Why do cracks weaken a material?
Let’s watch a crack grow. We’ve used paper here, because the loads are low and we’ve applied a force to the paper sheet by stretching it across a metal strip in bending, as shown in the video.
You can see that initially the paper is quite capable of withstanding the stress applied to it by the loading jig. And this is fine even when there is quite a big cut in it. But when the cut is lengthened the crack grows quite suddenly.
Is the effect simply one of decreasing the intact section area, causing an increase in stress on the intact section?
Effect of cracks – reducing the intact cross-section
Strips of paper 200 mm long and 70 mm wide were cut. Some had notches cut into one side giving a reduction in the intact cross-section of 5.16 × 10−6 m2. These and strips without notches were stretched until they broke in a tensile test machine.
The average stress required to break the strip without a notch was measured to be 19.3 MPa.
Where the intact cross-section was reduced by a factor of 1.14 the average breaking stress was measured as 9.4 MPa.
So the breaking strength falls by a greater factor than the reduction in cross-sectional area.

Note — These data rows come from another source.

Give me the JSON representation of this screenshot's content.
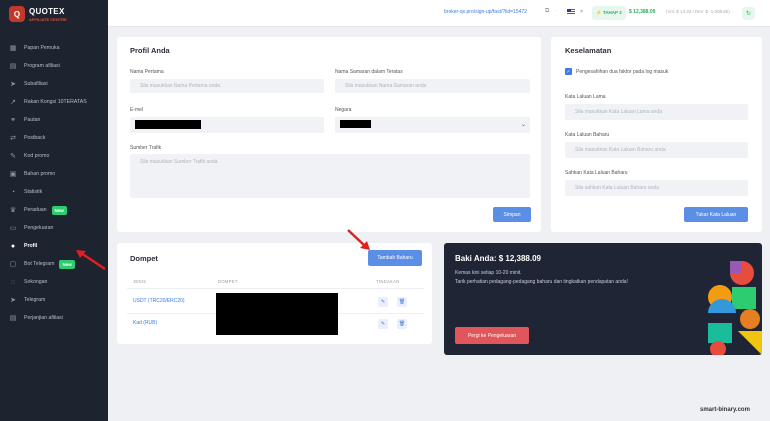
{
  "brand": {
    "title": "QUOTEX",
    "subtitle": "AFFILIATE CENTRE",
    "mark": "Q"
  },
  "sidebar": {
    "items": [
      {
        "label": "Papan Pemuka",
        "icon": "dashboard-icon",
        "glyph": "▦"
      },
      {
        "label": "Program afiliasi",
        "icon": "program-icon",
        "glyph": "▤"
      },
      {
        "label": "Subafiliasi",
        "icon": "send-icon",
        "glyph": "➤"
      },
      {
        "label": "Rakan Kongsi 10TERATAS",
        "icon": "trend-icon",
        "glyph": "↗"
      },
      {
        "label": "Pautan",
        "icon": "link-icon",
        "glyph": "⚭"
      },
      {
        "label": "Postback",
        "icon": "postback-icon",
        "glyph": "⇄"
      },
      {
        "label": "Kod promo",
        "icon": "tag-icon",
        "glyph": "✎"
      },
      {
        "label": "Bahan promo",
        "icon": "promo-material-icon",
        "glyph": "▣"
      },
      {
        "label": "Statistik",
        "icon": "chart-icon",
        "glyph": "◔"
      },
      {
        "label": "Peraduan",
        "icon": "trophy-icon",
        "glyph": "♛",
        "badge": "New"
      },
      {
        "label": "Pengeluaran",
        "icon": "withdraw-icon",
        "glyph": "▭"
      },
      {
        "label": "Profil",
        "icon": "user-icon",
        "glyph": "●",
        "active": true
      },
      {
        "label": "Bot Telegram",
        "icon": "bot-icon",
        "glyph": "▢",
        "badge": "New"
      },
      {
        "label": "Sokongan",
        "icon": "support-icon",
        "glyph": "◌"
      },
      {
        "label": "Telegram",
        "icon": "telegram-icon",
        "glyph": "➤"
      },
      {
        "label": "Perjanjian afiliasi",
        "icon": "agreement-icon",
        "glyph": "▤"
      }
    ]
  },
  "topbar": {
    "link": "broker-qx.pro/sign-up/fast/?lid=15472",
    "tier": "⚡ TAHAP 2",
    "balance": "$ 12,388.09",
    "balance_detail": "(Vol: $ 13.33 / Rev: $ -1,008.85)"
  },
  "profile": {
    "title": "Profil Anda",
    "first_name_label": "Nama Pertama",
    "first_name_placeholder": "Sila masukkan Nama Pertama anda",
    "nickname_label": "Nama Samaran dalam Teratas",
    "nickname_placeholder": "Sila masukkan Nama Samaran anda",
    "email_label": "E-mel",
    "country_label": "Negara",
    "traffic_label": "Sumber Trafik",
    "traffic_placeholder": "Sila masukkan Sumber Trafik anda",
    "save": "Simpan"
  },
  "security": {
    "title": "Keselamatan",
    "twofa_label": "Pengesahihan dua faktor pada log masuk",
    "old_pw_label": "Kata Laluan Lama",
    "old_pw_placeholder": "Sila masukkan Kata Laluan Lama anda",
    "new_pw_label": "Kata Laluan Baharu",
    "new_pw_placeholder": "Sila masukkan Kata Laluan Baharu anda",
    "confirm_pw_label": "Sahkan Kata Laluan Baharu",
    "confirm_pw_placeholder": "Sila sahkan Kata Laluan Baharu anda",
    "submit": "Tukar Kata Laluan"
  },
  "wallet": {
    "title": "Dompet",
    "add": "Tambah Baharu",
    "columns": [
      "JENIS",
      "DOMPET",
      "TINDAKAN"
    ],
    "rows": [
      {
        "type": "USDT (TRC20/ERC20)"
      },
      {
        "type": "Kad (RUB)"
      }
    ]
  },
  "balance_card": {
    "title": "Baki Anda: $ 12,388.09",
    "line1": "Kemas kini setiap 10-20 minit.",
    "line2": "Tarik perhatian pedagang-pedagang baharu dan tingkatkan pendapatan anda!",
    "button": "Pergi ke Pengeluaran"
  },
  "watermark": "smart-binary.com",
  "colors": {
    "accent": "#5b8fe6",
    "sidebar": "#1e2330",
    "danger": "#e0565b",
    "success": "#2ecc71"
  }
}
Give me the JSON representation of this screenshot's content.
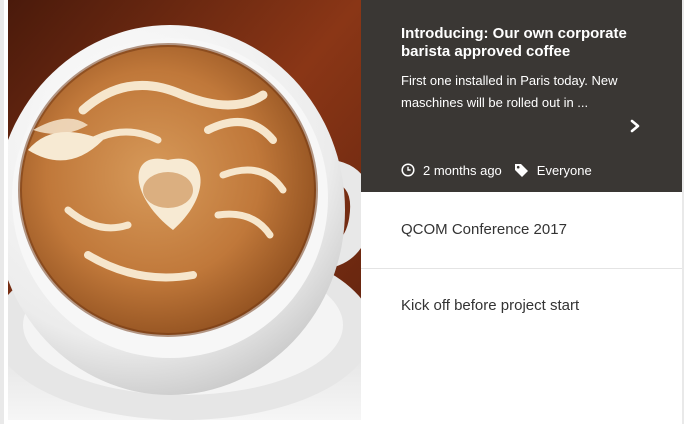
{
  "featured": {
    "title": "Introducing: Our own corporate barista approved coffee",
    "excerpt": "First one installed in Paris today. New maschines will be rolled out in ...",
    "time_ago": "2 months ago",
    "audience": "Everyone",
    "panel_color": "#3a3734",
    "icons": {
      "time": "clock-icon",
      "audience": "tag-icon",
      "next": "chevron-right-icon"
    }
  },
  "news_items": [
    {
      "title": "QCOM Conference 2017"
    },
    {
      "title": "Kick off before project start"
    }
  ]
}
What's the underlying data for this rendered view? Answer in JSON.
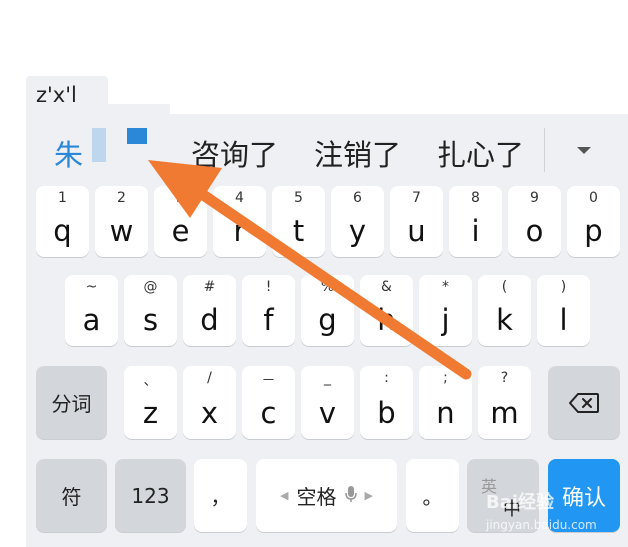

This is why cracks are so dangerous – because they weaken the material more than you would expect from the reduction in intact cross-section. Why?